I even had my daughter figure out how far she’d had to flee to get to the Canadian border from Salt Lake City, if Trump loses in 2020 and all hell breaks loose. I’m serious. She’s half Black, half Native American. Her man is white.
Yeah, they’d better run. But it’d be through Idaho and Montana. So…
Yes, we do talk like that, some of us “colored” people. Figuring out where to run if we have to. What to do if we can’t run.
Shit got real to us the day Trump was elected. People kept telling us we were being “too sensitive,” “too pessimistic.”
I don’t hear anybody saying that now. Nobody I know, anyway.
So I’m really, really nervous.
Streisand is eating her feelings — that’s what she told Bill Maher the other day.

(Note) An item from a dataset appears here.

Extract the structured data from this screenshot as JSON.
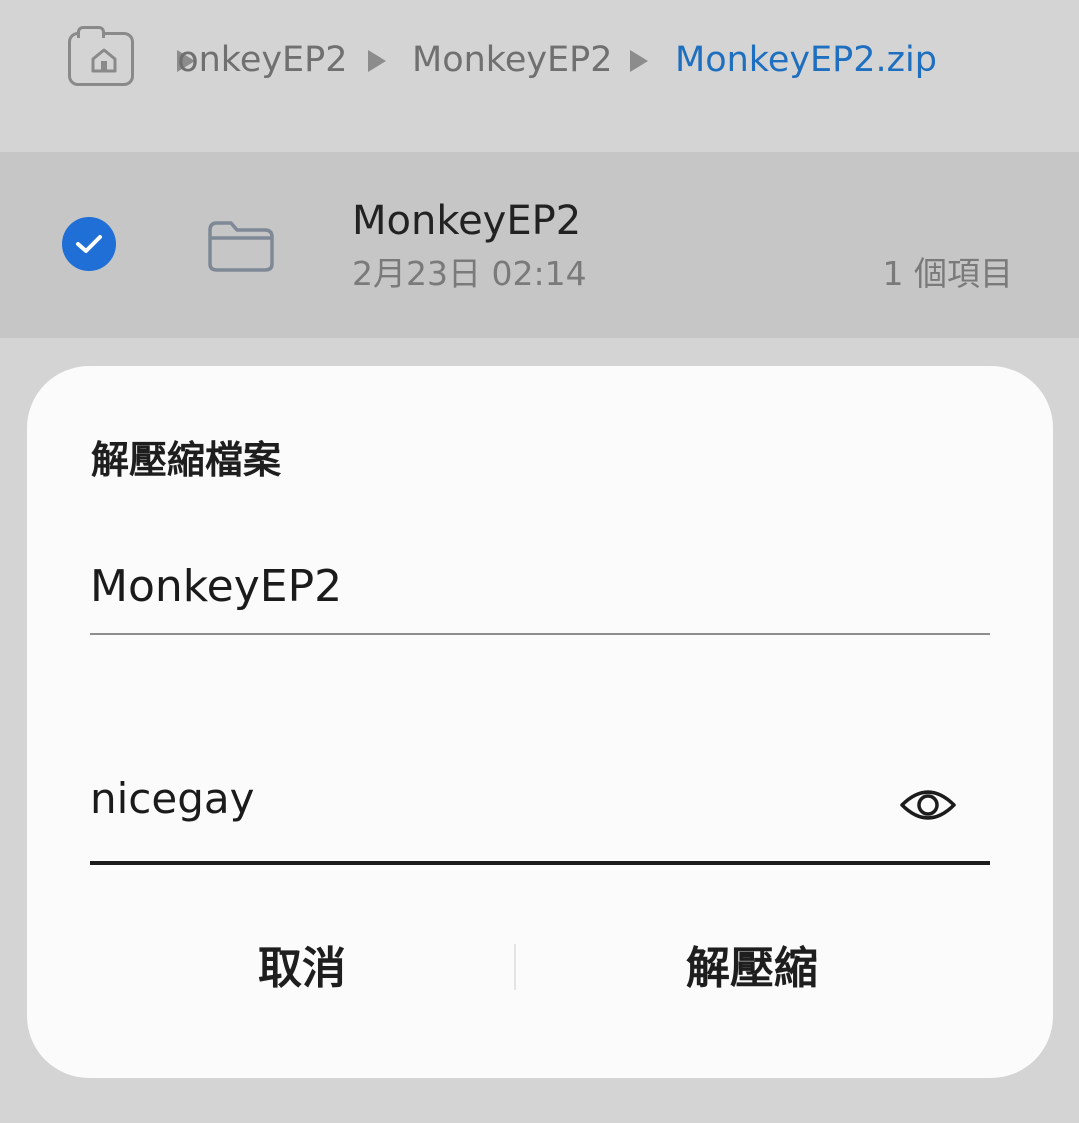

And playing video games before bedtime.
I’m doing that, too, ’til my eyelids get heavy. I’m also watching a lot of dumb TV and movies that I would never have watched before, just to avoid the 24 hour news cycle that held me captive for so long.
I laugh at things that wouldn’t have been funny before, too. Big, hearty guffaws. I need the endorphins.
I still tune in to Pod Save America and Lovett or Leave It sometimes, via my Echo. Somehow their way of delivering the news lets me doze off more peacefully. The humor, I guess. The hopefulness, too.
Woke young folks make me smile. I hope all goes well for their sakes. I truly do. I had a good run. They deserve to experience that. God, are you listening?
On Tuesday, I’m going to work at a rural polling station where there’s no texting, no tablets or laptops allowed. From 5 a.m. ’til the polls close and even an hour or two after that, I’ll be at the polls, not watching the polls — the TV pundit kind, I mean.
I did that on purpose. I wanted to be part of the process. But I also wanted to away from all the chatter. Concentrating on that process, and too busy to worry about the outcome.
And I want to believe we can still save ourselves. That some of the people who voted for Trump in a fit of pique in 2016 will decide to be heroes just for one day, as Bowie sang.
You can do it, white women. You can. Hubby won’t know. Nobody has to know.
Your fight song’s up there, folks. Click on it. Get fired up.
Because that one day may be the last day of Democracy as we know it. And you will not like what happens after that.
God bless and save America.
And now I gotta go fire up my Facebook Gameroom app. And here’s that meditation image again, for those of you who’ve been reading me lately. Breathe…
And try to believe…